The tenpence (10p) (Irish: deich pingin) was a sub-division of the Irish pound. It was introduced in Ireland on Decimal Day, 15th February 1971 and re-used the design on the florin coin first produced for the Irish Free State in 1928. Due to the similarity in size and weight, many of the old florin coins remained in circulation until the early 1990s, when the new (smaller) 10p coin was released.
|Mass||Large 11.31 g (1969-1986)
Small 5.45 g (1993-2000)
|Diameter||Large 28.5 mm
Small 22.0 mm
The Irish decimal tenpence coin matched the British tenpence coin and they were minted by The Royal Mint until the breakup with Sterling in 1978/79. Both of these coins were similar to the old Irish and British florins and these florins circulated alongside the decimal currencies of both nations until the new, smaller tenpence coins were released in 1993 and 1992, respectively.
In 1986, no tenpence coins were circulated for that year – the 6,750 that were minted were used as part of a Brilliant Uncirculated (BU) set of coins that was mostly bought up by overseas collectors. As such, the 1986 tenpence coin sells at a significant premium whenever it is offered for sale. Many of these sets were broken up due to the poor construction of the packaging, i.e. the glue seeps out and damages the folder.
Following the successful introduction of the new 20p coin in 1986 and the new, smaller version of the 5p in 1992, it was proposed that a new, smaller version of the 10p would be also introduced into circulation … circulating in 1993.
Similar to the situation in 1986 when they introduced a new 20p coin, all vending machines In Ireland needed to be re-calibrated in advance of the circulation of the new (smaller) 10p coins and, with so many public phone boxes scattered around the country, Telecom Éireann engineers were issued with sample coins to test their equipment.
How rare are 1992 tenpence coins and what grades do they turn up in?
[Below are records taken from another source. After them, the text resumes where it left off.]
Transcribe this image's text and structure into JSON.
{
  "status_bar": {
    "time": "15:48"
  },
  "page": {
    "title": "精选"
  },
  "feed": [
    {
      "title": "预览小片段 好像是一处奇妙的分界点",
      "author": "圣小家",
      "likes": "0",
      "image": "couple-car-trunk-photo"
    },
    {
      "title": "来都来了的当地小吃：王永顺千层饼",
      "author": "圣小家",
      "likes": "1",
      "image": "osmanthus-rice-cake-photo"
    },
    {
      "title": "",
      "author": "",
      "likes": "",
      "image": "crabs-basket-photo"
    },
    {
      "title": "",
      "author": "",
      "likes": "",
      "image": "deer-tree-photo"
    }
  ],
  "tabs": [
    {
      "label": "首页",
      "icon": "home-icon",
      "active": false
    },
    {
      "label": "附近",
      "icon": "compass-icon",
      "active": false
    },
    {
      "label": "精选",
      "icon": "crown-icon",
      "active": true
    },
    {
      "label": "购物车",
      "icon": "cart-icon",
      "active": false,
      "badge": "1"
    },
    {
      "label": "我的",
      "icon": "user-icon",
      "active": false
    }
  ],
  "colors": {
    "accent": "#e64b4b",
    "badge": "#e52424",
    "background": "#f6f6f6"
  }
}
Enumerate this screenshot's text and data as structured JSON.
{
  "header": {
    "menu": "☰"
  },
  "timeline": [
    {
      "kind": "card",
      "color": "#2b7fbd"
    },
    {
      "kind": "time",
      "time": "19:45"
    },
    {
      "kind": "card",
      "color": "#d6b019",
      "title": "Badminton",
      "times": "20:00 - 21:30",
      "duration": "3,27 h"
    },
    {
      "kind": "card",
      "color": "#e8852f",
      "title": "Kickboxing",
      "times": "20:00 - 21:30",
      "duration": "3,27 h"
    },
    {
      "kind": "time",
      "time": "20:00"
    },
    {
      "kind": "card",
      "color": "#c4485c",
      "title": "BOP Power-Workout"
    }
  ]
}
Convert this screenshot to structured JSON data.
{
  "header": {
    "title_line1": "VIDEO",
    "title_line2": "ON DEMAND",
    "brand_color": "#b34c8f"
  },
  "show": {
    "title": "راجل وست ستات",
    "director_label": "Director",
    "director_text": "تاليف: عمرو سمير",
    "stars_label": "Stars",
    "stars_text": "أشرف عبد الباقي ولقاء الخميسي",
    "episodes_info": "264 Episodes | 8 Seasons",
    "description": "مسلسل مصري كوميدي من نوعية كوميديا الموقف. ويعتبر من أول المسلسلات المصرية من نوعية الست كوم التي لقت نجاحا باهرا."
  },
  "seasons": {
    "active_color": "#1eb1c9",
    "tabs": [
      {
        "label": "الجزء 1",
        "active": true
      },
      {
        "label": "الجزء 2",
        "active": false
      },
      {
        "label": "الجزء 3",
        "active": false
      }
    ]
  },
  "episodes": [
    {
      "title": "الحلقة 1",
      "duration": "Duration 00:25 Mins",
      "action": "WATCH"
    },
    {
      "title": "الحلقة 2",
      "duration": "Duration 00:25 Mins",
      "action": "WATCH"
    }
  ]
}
- The 1992 Irish 10p coin is exceedingly rare and only two examples are known
- No one knows the exact number minted, or the exact number returned for melting
- how many Telecom Éireann engineers were there in each county?
- how many of these engineers were involved in re-calibration of phone boxes?
- were some engineers working in more than one county?
- how many coins would each engineer need to do his/her job?
- They were used to re-calibrate vending machines so it is highly unlikely that one will be found in uncirculated condition
- They sell for about €12,000 each (but this depends on condition / grade)